Sometimes my mind would go blank when trying to put new prayer intentions into old mysteries. For example, during the Persian Gulf crisis, I couldn’t fathom how to bring the life of Christ into that situation. But as I persisted, thoughts began to come to me, e.g. When I meditated on Jesus carrying his cross (the fourth Sorrowful Mystery), I could envision him helping American families carry the cross of separation from loved ones fighting in the war. When I meditated on the Coming of the Holy Spirit (the third Glorious Mystery), I asked God to pour out the Holy Spirit on the peace negotiators who were attempting to bring a halt to the conflict.
After awhile, I developed a pattern of intentions for each rosary as a way to avoid a narrow-minded focus in my prayer intentions.
One decade for my children. My daughters are now adults, but it’s a crazy world out there. One drunk driver can shatter a good life. Career and marriage decisions last for years. When we parents have done everything else God has called us to do for them, our adult children still need our intercessory prayers. The rosary is a powerful way to pray and let go.

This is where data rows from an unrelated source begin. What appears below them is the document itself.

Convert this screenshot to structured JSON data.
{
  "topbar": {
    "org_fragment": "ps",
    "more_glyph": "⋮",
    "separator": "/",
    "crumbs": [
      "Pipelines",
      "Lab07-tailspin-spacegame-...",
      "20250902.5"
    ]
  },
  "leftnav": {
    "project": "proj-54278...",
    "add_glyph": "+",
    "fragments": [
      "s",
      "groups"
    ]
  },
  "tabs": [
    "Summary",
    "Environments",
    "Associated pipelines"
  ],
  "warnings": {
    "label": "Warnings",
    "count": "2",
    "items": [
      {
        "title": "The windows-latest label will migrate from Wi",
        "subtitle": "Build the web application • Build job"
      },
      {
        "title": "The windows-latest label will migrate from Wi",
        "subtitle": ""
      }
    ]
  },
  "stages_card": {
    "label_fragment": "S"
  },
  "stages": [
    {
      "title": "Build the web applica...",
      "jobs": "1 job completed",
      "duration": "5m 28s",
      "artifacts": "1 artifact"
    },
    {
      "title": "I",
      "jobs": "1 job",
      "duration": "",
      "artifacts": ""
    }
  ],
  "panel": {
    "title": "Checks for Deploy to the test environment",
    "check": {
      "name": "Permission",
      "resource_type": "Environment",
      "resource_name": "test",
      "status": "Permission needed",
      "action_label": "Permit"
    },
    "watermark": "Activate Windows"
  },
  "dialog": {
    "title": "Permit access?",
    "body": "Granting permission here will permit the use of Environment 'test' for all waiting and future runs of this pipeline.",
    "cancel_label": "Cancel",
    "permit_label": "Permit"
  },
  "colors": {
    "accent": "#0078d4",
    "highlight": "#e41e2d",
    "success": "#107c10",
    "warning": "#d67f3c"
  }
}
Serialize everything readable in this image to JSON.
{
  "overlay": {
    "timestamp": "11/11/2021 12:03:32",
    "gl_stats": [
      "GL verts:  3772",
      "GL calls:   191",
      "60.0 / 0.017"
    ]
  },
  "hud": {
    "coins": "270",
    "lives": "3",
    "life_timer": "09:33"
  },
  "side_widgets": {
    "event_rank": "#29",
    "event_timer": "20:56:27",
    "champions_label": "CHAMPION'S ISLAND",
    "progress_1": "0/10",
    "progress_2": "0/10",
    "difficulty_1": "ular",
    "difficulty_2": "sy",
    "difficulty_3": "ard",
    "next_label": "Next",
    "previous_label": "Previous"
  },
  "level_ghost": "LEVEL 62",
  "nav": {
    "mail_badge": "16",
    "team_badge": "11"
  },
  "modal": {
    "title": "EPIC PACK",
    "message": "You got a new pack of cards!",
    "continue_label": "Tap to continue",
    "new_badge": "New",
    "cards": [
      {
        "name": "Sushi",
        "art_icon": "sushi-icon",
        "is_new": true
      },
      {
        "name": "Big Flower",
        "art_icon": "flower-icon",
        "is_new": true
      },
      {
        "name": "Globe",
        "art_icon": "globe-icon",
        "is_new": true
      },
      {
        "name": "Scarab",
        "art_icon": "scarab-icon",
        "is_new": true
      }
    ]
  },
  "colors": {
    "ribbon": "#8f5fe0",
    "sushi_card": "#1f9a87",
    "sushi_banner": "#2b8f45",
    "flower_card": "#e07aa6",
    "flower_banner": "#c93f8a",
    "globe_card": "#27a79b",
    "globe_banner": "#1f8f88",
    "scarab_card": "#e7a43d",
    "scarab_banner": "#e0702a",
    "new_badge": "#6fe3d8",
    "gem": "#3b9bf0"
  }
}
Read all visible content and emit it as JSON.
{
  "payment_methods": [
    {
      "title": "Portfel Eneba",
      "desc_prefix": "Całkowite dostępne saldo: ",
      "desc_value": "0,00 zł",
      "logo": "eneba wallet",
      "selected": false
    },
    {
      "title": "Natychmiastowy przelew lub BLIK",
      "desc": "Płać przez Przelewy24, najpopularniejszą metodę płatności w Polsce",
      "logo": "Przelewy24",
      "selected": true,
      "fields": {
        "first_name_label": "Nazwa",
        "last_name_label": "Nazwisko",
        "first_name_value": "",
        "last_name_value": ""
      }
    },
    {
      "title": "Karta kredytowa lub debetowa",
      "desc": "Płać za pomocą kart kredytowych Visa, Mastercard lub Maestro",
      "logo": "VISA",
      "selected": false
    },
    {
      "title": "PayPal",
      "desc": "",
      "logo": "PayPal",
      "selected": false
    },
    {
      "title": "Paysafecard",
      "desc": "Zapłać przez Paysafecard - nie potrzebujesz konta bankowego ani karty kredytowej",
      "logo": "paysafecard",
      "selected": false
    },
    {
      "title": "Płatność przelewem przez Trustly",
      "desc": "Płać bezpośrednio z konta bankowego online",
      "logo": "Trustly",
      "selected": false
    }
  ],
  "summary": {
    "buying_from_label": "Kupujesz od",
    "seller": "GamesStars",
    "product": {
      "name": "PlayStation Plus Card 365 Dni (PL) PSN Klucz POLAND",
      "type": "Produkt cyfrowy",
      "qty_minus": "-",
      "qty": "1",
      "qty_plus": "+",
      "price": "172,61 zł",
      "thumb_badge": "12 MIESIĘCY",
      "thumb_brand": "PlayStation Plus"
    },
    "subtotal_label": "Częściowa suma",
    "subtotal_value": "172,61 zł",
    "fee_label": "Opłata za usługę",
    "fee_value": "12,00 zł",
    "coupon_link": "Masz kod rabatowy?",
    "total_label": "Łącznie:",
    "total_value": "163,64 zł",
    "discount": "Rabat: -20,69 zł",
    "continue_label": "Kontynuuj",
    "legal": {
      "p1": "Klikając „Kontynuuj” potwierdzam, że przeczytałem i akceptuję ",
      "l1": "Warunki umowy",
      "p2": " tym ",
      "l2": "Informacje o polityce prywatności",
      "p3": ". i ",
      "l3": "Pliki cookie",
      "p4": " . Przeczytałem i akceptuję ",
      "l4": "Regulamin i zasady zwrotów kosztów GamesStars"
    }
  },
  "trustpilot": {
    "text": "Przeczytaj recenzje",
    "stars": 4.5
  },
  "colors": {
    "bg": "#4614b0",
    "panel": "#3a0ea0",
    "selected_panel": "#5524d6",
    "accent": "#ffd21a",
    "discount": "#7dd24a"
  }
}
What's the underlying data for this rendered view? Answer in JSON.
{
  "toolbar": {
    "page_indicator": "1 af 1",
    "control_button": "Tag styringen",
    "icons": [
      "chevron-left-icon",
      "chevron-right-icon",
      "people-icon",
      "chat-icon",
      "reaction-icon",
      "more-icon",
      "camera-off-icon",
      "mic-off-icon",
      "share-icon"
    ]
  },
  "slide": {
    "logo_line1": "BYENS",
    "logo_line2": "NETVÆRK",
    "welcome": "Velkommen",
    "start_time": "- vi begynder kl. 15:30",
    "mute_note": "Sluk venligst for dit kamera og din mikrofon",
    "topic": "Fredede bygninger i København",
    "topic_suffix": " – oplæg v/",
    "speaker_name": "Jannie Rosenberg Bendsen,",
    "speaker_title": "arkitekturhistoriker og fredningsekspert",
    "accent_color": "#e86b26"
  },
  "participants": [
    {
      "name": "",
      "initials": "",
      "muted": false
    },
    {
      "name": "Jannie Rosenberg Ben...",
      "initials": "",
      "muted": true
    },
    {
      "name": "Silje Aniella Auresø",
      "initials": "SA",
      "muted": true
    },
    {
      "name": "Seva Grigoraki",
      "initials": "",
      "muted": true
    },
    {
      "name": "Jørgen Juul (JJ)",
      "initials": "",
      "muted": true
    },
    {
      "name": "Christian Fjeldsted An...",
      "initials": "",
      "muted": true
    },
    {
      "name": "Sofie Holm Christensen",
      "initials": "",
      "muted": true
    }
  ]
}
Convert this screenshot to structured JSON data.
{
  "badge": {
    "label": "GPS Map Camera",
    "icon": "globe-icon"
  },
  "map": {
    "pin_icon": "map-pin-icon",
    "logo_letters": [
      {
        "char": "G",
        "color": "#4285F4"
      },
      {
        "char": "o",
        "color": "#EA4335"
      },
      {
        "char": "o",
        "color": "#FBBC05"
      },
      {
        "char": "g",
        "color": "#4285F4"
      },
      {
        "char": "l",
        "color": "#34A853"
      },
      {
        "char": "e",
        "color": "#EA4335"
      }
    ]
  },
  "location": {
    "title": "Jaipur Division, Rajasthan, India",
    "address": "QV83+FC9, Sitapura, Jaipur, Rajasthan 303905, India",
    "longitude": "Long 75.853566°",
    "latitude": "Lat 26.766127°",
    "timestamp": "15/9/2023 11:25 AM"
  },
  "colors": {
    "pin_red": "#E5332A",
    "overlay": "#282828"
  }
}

Two decades for whatever concerns are on my mind. On any given day, I can always find at least two concerns that call me to prayer: a neighbor who’s facing surgery, a financial need, a painful transition in my parish. In fact, it’s a challenge to limit these concerns to two, when my little world and the big world beyond overflow with needs.
One decade for peace. I devote a decade of every rosary to reflecting on and asking for some specific increase in peace. I do this in response to Mary’s request at Fatima, where she urged people to pray the Rosary for peace. Without world, national and personal peace, the rest of our quality of life doesn’t count for much.
Any unrest is a candidate for this decade. Occasionally my family needs more peace. Usually, however, battles in the world are my focus: terrorism, civil war in Indonesia, bloodshed in South America, the war against unborn children – a glance at the news gives me plenty of material.
The last decade for thanksgiving. Intercessory prayer can lead me to view the world and my life as one, giant crisis. From this, it’s a short step to hand-wringing. To avoid “Oh, woe!” temptations, I end each rosary with a decade of thanksgiving. It reminds me of all the blessings God has given to me, my family, our nation and our world.
A decade of thanksgiving reminds me of what has happened since I started praying the rosary. The same classmates who rejected my daughter in sixth grade voted to give her the “Christian Girl Award” upon graduation from eighth grade. In high school, the girls miraculously avoided the disasters that make parents turn gray overnight – drugs, pregnancies, etc. When they graduated from college and moved into careers, I could see how God was continuing to guide and protect them.
Sometimes a decade of thanksgiving reminds me of what the rosary has done for my spirituality. First, putting new prayer intentions into old mysteries has helped me experience Christ’s life in today’s world. I recognize the truths of faith in my surroundings. Second, I no longer sit in front of God and worry. Whatever I’m praying for – personal, national or global – I am able to release to God because I sense that Jesus is Lord of that concern. Finally, I’ve come to see with my own eyes that prayer works. Miracles happen, conflicts subside, and peace comes. Whatever the season, whatever the reason, the rosary is a powerful friend.